Her philandering, unemployable husband decided to sell their unsuccessful farm and take off on an extended safari across Africa. So she began a new life as foster mother to a succession of orphaned bush creatures and campaigned with the locals to create the first African-sponsored game reserve. At long last, the marriage came to an end and the author left Africa for England where she remarried and became June Vendall Clark.
Okavango by June Kay (1963) is the account of the author's life in the Okavango Delta in the days of the Protectorate. She went on various expeditions with her husband, sons, pet lions, dogs, hens and cat in war-time DUKW, a six-wheel-drive amphibious vehicle, sometimes called a 'Duck'. In it they crossed the Chobe river, a tributary of the Zambezi, before entering the wilds of Ngamiland.
Wild Eden by June Kay (1964) is mostly focussed on the Maun area of Botswana. The author had a keen interest in the local fauna including a friendly lioness called Chink and the less friendly local crocodiles.
The Thirteenth Moon by June Kay (1970) is further account of the author's nomadic life and the wildlife of Botswana.
The following book was published under June Kay's married name, June Vendall Clark...
Starlings Laughing: A Memoir Of Africa by June Vendall Clark (1990) looks back on a life of adventure and personal difficulty in Africa. The author was raised in a Rhodesian mining town and she started a farm near Bulawayo, then lived for many years in a tent on an island in the Okavango delta in Bechuanaland (now Botswana). She and her first husband hunted crocodiles, ran safaris, kept pet lions and jackals, and convinced the locals to create the Moremi Wildlife Reserve.
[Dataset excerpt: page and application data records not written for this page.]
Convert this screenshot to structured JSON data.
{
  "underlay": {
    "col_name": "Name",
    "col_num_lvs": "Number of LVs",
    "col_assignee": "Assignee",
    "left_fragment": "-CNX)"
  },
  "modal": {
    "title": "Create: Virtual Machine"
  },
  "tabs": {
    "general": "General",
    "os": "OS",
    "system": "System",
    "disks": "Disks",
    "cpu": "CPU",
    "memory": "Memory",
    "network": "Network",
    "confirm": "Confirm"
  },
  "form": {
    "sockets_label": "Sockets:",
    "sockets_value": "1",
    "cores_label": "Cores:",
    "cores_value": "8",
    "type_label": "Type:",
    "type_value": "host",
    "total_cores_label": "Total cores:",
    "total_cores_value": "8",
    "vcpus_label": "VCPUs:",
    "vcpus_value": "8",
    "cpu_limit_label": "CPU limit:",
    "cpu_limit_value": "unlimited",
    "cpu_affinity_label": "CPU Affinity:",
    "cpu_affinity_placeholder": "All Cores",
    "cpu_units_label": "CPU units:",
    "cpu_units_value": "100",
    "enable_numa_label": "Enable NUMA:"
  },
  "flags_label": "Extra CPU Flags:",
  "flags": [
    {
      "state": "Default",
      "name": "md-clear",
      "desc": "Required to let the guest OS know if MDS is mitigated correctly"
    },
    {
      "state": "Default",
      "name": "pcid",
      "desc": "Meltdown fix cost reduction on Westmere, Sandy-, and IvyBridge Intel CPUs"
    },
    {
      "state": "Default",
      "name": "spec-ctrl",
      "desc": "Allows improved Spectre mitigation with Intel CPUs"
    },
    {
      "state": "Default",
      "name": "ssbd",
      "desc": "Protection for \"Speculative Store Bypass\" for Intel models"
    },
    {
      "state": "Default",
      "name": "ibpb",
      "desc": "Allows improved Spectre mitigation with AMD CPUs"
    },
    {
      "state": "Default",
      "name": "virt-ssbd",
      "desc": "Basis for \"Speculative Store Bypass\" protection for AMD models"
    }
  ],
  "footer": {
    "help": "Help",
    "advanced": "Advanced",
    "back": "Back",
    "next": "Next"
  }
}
She survived encounters with leopards, wounded lions, pythons and veldt fires and paints a vivid picture of the land and the people of southern Africa during the final days of British colonialism.
Page Updated: Dec 2021